“We believe we have ample space for domestically driven expansion to make up for the impact of the sluggish global growth on the economy. There are also growth drivers that are resilient to global shocks, such as BPOs [business process outsourcing firms] and agro-based exports,” Balisacan said in a text message to the Inquirer.
At a recent economic briefing, Balisacan said it was still possible for the country to hit the higher end of the GDP target given the domestic economy’s growth momentum.
The World Trade Organization has reported that a slowing global production had led WTO economists to downgrade their 2012 forecast for world trade expansion to 2.5 percent from 3.7 percent and their 2013 estimate to 4.5 percent from 5.6 percent.
“In an increasingly interdependent world, economic shocks in one region can quickly spread to others. Recently announced measures to reinforce the euro and boost growth in the United States are therefore extremely welcome,” WTO Director General Pascal Lamy said in a statement.
The Philippines might miss its exports growth target this year due a strong peso and weaker-than-expected global trade, University of the Philippines economist Benjamin E. Diokno, said in a text message.
“A 5.5-percent GDP [gross domestic production] growth is likely assuming a less severe El Niño in the fourth quarter and no extreme weather disturbance between now and rest of the year. Two major risk factors: the strong peso and the ability of the government to implement programs and projects authorized in the 2012 budget,” Diokno said.
Get Inquirer updates while on the go, add us on these apps:
Disclaimer: The comments uploaded on this site do not necessarily represent or reflect the views of management and owner of INQUIRER.net. We reserve the right to exclude comments that we deem to be inconsistent with our editorial standards.
To subscribe to the Philippine Daily Inquirer newspaper in the Philippines, call +63 2 896-6000 for Metro Manila and Metro Cebu or email your subscription request here.
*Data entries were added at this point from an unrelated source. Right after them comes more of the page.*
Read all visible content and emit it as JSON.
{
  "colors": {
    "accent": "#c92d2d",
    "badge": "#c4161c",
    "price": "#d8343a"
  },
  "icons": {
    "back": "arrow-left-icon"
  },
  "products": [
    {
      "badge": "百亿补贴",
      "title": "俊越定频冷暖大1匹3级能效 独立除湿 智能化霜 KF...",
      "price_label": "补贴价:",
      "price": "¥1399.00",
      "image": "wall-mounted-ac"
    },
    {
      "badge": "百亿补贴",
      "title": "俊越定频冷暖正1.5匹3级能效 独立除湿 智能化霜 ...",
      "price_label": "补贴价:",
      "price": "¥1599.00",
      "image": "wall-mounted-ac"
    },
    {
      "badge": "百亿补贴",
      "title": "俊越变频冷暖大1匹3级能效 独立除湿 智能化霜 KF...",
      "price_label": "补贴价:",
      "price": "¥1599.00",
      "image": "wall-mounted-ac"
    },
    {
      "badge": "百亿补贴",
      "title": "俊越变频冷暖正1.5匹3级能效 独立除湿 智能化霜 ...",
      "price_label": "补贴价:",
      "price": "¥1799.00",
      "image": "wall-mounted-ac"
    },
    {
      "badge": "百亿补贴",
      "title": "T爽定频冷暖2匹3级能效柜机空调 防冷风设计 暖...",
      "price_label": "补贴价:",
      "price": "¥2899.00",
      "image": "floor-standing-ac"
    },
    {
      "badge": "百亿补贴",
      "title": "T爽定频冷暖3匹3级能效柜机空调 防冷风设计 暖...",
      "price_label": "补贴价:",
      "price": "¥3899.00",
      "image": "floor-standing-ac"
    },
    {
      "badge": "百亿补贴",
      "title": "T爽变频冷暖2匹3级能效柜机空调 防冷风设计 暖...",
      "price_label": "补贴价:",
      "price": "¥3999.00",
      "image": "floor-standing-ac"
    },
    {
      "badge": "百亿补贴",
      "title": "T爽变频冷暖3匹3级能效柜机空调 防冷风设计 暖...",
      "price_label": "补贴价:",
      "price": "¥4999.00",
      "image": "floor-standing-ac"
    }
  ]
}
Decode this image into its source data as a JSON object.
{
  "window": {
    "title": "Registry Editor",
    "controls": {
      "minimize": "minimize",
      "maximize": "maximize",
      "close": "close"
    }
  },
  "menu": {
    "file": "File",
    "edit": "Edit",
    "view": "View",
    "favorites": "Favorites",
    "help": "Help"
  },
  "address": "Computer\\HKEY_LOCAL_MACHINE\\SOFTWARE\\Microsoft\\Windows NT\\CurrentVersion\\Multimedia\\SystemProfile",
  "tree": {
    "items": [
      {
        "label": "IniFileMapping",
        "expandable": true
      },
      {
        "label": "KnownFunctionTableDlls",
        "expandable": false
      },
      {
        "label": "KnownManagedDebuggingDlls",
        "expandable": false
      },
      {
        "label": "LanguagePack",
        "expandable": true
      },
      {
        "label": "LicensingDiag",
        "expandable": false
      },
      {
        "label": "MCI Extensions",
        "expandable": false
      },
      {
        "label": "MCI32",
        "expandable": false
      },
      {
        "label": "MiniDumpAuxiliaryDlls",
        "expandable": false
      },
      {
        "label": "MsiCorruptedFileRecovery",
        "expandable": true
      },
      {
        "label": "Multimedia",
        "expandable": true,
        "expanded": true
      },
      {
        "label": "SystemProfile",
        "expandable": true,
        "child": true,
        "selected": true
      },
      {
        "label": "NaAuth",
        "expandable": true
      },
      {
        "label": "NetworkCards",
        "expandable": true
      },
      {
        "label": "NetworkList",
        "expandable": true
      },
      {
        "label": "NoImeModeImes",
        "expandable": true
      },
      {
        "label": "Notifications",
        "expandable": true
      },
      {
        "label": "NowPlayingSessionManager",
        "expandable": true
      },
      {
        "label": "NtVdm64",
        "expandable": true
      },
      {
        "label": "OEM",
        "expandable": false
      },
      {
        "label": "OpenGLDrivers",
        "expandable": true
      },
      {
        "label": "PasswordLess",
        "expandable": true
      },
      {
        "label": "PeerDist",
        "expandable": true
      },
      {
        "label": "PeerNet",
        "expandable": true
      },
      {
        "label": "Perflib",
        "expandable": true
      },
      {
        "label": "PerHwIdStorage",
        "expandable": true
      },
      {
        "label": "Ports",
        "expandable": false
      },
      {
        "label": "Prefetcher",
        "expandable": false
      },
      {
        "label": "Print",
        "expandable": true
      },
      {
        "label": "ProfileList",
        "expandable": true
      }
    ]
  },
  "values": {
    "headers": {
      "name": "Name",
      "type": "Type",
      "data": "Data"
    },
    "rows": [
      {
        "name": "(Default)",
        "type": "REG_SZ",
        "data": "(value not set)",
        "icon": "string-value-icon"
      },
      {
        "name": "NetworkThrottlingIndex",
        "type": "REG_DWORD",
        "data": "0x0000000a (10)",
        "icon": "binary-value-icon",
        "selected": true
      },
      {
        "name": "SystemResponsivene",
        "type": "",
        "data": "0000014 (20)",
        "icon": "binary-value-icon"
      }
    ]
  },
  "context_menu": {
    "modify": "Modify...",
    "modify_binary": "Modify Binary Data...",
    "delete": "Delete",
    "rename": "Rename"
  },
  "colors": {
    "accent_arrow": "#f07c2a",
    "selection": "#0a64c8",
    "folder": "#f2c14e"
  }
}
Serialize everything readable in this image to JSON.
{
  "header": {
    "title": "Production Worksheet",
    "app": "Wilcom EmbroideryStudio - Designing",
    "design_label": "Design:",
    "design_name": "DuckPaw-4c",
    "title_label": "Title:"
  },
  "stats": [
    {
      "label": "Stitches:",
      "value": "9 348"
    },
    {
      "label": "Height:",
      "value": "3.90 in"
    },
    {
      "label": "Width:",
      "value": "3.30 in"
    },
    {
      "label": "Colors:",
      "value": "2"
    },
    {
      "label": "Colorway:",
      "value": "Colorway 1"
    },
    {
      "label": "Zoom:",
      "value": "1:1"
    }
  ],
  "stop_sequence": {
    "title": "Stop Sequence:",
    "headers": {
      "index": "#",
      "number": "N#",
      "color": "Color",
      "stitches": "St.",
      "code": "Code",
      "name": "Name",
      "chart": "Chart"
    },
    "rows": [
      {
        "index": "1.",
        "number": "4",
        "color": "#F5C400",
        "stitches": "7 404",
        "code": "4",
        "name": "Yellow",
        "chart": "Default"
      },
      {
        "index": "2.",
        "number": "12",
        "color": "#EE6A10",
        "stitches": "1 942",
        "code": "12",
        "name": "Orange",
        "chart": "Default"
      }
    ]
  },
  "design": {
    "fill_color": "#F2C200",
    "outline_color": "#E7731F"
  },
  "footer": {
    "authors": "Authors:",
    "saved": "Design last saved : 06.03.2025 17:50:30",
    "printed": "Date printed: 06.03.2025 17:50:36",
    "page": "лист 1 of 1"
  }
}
Factual errors? Contact the Philippine Daily Inquirer's day desk. Believe this article violates journalistic ethics? Contact the Inquirer's Reader's Advocate. Or write The Readers' Advocate:
c/o Philippine Daily Inquirer Chino Roces Avenue corner Yague and Mascardo Streets, Makati City,Metro Manila, Philippines Or fax nos. +63 2 8974793 to 94